will bind the other, although such sale was property is void under the Statute of Frauds,
not avowedly made on joint account. Id. | if the goods are delivered and accepted, the
16 An agreement between two parties to refer vendor is bound to pay for them at the con-
to other persons a question as to the terms of tract price. Barkley v. The R. & S. RR. Co.

390
a trade, which provides that if either refuses
to abide by the decision, he shall forfeit a 29 Where a railroad company has leased its
specified sum to the other, is valid ; the prom- road to another company, a receipt for a part
ise of each is a valid consideration for the payment by the lessee, for goods delivered
promise of the other; so also is the delivery after the lease, will not discharge the lessor
by each of his property to the umpires to be from its liability for the balance.

Id.
valued. Parsons v. Taylor.

269

29 In order to sustain an action in equity for
17 In such case the sum fixed is not a penalty, the reformation of a contract, the plaintiff
but liquidated damages.

Id. must show either that a mistake has been
18 Testimony of officers of a corporation that that the intentions of neither are expressed in

made by both parties to the agreement, so
they understood that plaintiff was to have a
commission for his services, although indefi- it, or the mistake must be that of one party,
nite, is evidence that a contract had been by which his intentions have failed of correct
made by some one authorized by the corpora: the other party, in taking advantage of that

expression, and there must have been fraud in
tion. Krisson v. The Kellogg Bridge Co.

288

mistake. Miaghan v. The Hartford Fire Ins.
19 Evidence that plaintiff has travelled to pro-

Co.

407
cure work for defendant is material as tending 30 In such cases the proof of mistake should
to show that plaintiff was acting for and serv-

leave no
ing defendant, and the presumption is that he reformation of contracts will not be extended.

room for doubt. The right of
did it for compensation and not gratuitously.

Id.
Id.
20 Where a mutual mistake is made by the 31 Where the time of performance of a written
parties to a real estate contract, and deed contract has been extended by an instruinent
given thereunder, the contract and deed may such extension to extend further, if requested,

in writing, the verbal promise at the time of
be cancelled, and the payments made thereon
recovered less the rent for the time of occu-

is not a legal extension, but mere evidence of
pancy.

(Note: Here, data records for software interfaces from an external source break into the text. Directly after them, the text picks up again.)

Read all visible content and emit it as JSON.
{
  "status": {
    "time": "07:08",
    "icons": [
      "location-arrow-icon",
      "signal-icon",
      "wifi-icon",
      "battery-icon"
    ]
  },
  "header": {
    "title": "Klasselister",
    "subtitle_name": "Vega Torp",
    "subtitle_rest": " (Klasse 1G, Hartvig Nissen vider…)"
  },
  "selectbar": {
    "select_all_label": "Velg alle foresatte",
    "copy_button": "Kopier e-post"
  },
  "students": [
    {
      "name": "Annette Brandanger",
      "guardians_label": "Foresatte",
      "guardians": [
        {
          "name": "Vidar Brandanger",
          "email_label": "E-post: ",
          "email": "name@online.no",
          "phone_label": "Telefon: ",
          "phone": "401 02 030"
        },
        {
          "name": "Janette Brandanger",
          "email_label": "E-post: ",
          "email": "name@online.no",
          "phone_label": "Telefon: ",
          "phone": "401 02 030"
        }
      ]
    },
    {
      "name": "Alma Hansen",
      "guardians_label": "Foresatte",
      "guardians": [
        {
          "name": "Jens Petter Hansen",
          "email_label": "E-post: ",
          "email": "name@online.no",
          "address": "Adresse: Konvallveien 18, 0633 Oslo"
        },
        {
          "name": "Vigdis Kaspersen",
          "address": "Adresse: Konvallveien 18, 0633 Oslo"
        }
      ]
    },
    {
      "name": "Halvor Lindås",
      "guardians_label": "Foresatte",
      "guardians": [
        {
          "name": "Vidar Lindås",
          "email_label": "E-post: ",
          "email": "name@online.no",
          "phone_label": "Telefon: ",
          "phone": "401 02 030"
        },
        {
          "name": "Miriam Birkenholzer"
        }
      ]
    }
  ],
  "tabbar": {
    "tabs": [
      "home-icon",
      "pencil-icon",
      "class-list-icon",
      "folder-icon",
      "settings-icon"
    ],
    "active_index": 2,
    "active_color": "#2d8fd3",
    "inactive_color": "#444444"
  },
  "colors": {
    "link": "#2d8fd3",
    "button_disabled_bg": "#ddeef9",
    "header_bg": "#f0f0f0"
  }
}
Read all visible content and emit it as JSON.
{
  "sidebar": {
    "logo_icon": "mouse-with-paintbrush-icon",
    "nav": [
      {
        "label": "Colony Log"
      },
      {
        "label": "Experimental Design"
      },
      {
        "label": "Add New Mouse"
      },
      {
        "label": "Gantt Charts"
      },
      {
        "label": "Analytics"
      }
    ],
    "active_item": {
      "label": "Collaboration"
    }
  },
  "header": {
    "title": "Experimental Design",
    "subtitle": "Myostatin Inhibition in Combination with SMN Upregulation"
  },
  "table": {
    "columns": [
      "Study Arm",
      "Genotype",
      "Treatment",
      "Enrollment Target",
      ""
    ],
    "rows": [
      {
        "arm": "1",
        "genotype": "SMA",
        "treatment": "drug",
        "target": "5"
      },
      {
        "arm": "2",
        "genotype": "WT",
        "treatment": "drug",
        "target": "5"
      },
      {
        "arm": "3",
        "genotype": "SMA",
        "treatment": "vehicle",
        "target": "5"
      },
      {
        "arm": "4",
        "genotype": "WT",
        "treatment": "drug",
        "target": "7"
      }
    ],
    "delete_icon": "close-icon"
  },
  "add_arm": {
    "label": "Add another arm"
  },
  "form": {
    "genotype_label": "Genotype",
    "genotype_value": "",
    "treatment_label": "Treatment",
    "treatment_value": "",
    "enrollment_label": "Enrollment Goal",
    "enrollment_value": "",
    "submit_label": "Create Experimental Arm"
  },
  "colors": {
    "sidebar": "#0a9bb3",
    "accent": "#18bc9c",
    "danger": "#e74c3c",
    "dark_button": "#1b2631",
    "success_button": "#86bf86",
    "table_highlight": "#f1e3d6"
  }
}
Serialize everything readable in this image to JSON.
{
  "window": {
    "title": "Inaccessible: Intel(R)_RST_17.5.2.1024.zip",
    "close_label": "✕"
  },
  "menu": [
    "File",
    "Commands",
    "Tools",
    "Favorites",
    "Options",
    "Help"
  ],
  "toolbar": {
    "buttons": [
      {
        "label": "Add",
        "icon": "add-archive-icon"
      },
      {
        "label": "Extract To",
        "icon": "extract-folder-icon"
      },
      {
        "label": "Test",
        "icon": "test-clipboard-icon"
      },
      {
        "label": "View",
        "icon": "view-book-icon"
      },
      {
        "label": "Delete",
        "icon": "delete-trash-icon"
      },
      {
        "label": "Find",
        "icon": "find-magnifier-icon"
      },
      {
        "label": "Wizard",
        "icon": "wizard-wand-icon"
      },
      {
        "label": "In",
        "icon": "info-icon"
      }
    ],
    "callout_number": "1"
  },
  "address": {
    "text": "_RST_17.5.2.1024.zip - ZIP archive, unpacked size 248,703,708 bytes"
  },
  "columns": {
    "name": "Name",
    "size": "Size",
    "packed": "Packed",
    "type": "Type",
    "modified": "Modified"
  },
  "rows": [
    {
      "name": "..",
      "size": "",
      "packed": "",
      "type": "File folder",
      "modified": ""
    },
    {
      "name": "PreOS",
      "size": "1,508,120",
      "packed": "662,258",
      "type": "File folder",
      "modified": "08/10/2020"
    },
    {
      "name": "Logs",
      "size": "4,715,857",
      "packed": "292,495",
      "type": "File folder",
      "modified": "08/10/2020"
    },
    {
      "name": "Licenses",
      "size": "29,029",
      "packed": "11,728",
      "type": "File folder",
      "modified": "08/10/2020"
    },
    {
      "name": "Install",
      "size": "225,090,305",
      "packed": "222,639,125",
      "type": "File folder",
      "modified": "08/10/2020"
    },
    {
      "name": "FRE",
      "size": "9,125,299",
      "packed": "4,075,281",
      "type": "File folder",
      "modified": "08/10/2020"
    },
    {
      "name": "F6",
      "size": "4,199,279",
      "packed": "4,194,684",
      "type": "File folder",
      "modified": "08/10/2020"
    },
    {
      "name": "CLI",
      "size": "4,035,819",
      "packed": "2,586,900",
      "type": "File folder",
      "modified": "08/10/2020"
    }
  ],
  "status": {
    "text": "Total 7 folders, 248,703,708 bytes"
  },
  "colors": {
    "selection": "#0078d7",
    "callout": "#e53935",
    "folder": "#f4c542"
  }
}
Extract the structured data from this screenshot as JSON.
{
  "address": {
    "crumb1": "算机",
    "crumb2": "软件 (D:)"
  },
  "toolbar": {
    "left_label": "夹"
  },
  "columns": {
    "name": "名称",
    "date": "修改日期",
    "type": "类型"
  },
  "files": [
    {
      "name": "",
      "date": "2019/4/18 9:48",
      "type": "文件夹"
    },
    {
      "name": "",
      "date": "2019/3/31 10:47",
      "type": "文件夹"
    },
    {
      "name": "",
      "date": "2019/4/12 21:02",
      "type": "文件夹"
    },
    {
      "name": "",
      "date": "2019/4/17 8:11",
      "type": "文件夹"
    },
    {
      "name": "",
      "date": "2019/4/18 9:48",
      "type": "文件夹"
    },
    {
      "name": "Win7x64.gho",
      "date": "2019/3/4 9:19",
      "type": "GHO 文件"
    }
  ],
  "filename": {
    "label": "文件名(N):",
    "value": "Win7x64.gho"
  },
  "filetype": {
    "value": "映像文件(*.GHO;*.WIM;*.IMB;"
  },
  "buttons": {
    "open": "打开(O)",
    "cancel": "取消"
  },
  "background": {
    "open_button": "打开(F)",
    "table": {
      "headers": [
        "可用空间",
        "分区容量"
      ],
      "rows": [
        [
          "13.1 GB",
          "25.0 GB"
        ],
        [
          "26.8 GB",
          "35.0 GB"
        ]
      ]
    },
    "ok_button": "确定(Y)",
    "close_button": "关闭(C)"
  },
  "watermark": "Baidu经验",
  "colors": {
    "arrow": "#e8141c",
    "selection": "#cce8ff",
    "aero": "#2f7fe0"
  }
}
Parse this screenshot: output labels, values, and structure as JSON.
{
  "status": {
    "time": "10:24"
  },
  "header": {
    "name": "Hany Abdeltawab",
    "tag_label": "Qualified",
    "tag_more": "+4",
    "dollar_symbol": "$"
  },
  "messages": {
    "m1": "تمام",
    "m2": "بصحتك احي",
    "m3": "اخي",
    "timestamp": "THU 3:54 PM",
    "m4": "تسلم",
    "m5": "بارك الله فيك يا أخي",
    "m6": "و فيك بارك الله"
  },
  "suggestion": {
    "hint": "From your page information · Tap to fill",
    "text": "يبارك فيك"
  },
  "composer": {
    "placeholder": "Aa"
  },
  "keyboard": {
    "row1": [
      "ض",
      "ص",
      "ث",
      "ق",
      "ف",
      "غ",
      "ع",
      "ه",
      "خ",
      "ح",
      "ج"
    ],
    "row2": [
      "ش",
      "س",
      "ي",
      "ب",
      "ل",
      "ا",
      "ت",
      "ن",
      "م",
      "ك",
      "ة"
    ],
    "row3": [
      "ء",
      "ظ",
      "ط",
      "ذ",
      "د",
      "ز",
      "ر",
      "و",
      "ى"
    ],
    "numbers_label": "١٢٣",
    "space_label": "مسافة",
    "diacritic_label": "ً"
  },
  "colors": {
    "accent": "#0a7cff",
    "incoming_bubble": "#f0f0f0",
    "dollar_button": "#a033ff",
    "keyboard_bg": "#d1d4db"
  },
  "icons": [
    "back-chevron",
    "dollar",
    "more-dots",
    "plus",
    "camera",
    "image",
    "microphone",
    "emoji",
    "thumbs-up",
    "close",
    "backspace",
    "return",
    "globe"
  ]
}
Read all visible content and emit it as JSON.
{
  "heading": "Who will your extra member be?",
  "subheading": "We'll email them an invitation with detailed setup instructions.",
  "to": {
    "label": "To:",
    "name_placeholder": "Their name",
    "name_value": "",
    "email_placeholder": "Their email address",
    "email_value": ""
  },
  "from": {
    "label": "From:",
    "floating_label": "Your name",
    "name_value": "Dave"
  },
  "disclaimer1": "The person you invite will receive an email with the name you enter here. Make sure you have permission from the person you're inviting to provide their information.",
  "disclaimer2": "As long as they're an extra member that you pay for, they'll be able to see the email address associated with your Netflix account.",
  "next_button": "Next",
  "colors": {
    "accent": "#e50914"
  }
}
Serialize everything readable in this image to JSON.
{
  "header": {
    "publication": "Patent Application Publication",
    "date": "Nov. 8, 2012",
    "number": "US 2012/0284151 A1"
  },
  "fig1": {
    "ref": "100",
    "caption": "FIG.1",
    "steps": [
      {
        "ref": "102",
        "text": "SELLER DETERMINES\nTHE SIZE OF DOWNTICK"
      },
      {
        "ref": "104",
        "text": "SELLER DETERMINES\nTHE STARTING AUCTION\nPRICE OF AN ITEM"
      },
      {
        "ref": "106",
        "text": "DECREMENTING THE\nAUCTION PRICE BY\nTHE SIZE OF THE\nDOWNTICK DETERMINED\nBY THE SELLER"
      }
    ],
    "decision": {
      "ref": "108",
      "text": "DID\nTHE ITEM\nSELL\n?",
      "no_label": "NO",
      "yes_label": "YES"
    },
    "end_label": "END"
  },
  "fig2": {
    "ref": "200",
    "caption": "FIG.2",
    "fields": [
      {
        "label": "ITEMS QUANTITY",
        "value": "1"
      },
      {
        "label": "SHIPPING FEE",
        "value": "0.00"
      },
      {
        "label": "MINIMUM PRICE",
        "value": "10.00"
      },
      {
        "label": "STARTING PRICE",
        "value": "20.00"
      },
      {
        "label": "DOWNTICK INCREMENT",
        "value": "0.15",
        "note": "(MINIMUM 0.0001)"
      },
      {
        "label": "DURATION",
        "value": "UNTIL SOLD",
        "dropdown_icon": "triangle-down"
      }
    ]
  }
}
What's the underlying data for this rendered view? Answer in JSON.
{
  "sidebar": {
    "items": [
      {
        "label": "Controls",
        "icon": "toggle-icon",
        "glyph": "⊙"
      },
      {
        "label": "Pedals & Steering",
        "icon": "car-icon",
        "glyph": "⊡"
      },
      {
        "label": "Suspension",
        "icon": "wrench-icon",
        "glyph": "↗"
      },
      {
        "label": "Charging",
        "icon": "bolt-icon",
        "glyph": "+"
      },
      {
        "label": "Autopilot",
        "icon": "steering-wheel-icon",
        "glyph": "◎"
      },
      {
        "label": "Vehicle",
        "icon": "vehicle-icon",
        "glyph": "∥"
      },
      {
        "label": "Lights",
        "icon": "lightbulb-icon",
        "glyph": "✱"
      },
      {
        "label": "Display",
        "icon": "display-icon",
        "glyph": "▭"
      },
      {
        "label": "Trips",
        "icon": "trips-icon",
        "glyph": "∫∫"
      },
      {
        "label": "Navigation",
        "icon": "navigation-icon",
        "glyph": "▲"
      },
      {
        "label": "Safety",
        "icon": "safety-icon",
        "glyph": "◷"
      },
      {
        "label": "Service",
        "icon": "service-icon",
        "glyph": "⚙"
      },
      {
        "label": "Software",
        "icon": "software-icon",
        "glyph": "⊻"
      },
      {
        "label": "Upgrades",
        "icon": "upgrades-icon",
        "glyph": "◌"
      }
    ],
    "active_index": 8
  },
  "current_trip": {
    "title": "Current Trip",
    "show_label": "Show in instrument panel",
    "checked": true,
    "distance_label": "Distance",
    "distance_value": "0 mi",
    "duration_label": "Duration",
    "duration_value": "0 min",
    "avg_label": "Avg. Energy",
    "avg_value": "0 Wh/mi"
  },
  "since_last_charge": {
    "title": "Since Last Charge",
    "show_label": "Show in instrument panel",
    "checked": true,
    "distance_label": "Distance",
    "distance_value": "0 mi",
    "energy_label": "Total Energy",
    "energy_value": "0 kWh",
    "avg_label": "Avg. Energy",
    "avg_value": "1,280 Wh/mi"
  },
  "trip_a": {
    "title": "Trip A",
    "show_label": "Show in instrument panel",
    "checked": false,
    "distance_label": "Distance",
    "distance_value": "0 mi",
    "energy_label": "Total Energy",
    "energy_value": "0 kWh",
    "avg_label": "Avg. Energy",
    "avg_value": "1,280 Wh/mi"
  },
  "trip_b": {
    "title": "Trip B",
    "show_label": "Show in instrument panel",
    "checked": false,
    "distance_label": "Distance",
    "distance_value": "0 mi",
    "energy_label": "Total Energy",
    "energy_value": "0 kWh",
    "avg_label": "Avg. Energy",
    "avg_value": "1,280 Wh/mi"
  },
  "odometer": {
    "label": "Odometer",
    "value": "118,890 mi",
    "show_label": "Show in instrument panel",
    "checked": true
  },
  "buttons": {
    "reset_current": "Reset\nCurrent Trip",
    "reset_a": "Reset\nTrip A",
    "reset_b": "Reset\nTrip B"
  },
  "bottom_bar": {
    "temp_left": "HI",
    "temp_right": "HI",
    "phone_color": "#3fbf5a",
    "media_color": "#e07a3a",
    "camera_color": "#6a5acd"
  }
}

Dancer v. Rearick.

299

a disposition to oblige. Harway v. Lott. 440
21 A contract between owners of adjoining lots 32 An agreement between A and B, by which
that they shall be reserved for first-class dwell- A advances the amount due on a contract for
ings, to the exclusion of trade and all business the purchase of land which he holds for the
and structures which would depreciate their benefit of B, and takes a deed in his own
value as private residences, is valid and creates

name as security for the sum advanced, and
a negative easement which will pass as appur-

agrees to convey to B, upon repayment there.

of, is in no sense invalid, illegal or against
tenant to the premises, although there was no
privity of estate between the parties. Trus.

446

public policy. Bugbee v. Bugbee.
tees of Columbia College v. Lynch et al. 341 33 If there is no evidence of insolvency of B
22 The mutual and reciprocal covenants in

at the time A takes the deed, it is error to

hold that the arrangement is a fraud upon B's
such a contract constitute a good considera-
tiou for both.

creditors, of which A can afterwards take

advantage and refuse to convey, simply be-
23 Where, after the execution of a contract, cause there is evidence that years before,
and the entrance upon its performance by the when the original contract for the purchase of
parties thereto, alterations are made in the the property was made, B was so involved in
contract by the holder thereof, it is admissible debt that he did not want to hold property in
to prove such alterations, although not set his own name.

Id.
out in the complaint and reply. Wriges v.
Beauerle.

363

34 An agreement to pay for honest services,

performed in furtherance of fair and just legis-
24 A parol agreement to pay the debt of an- | iation, is founded upon a good and sufficient

Id.

« 이전계속 »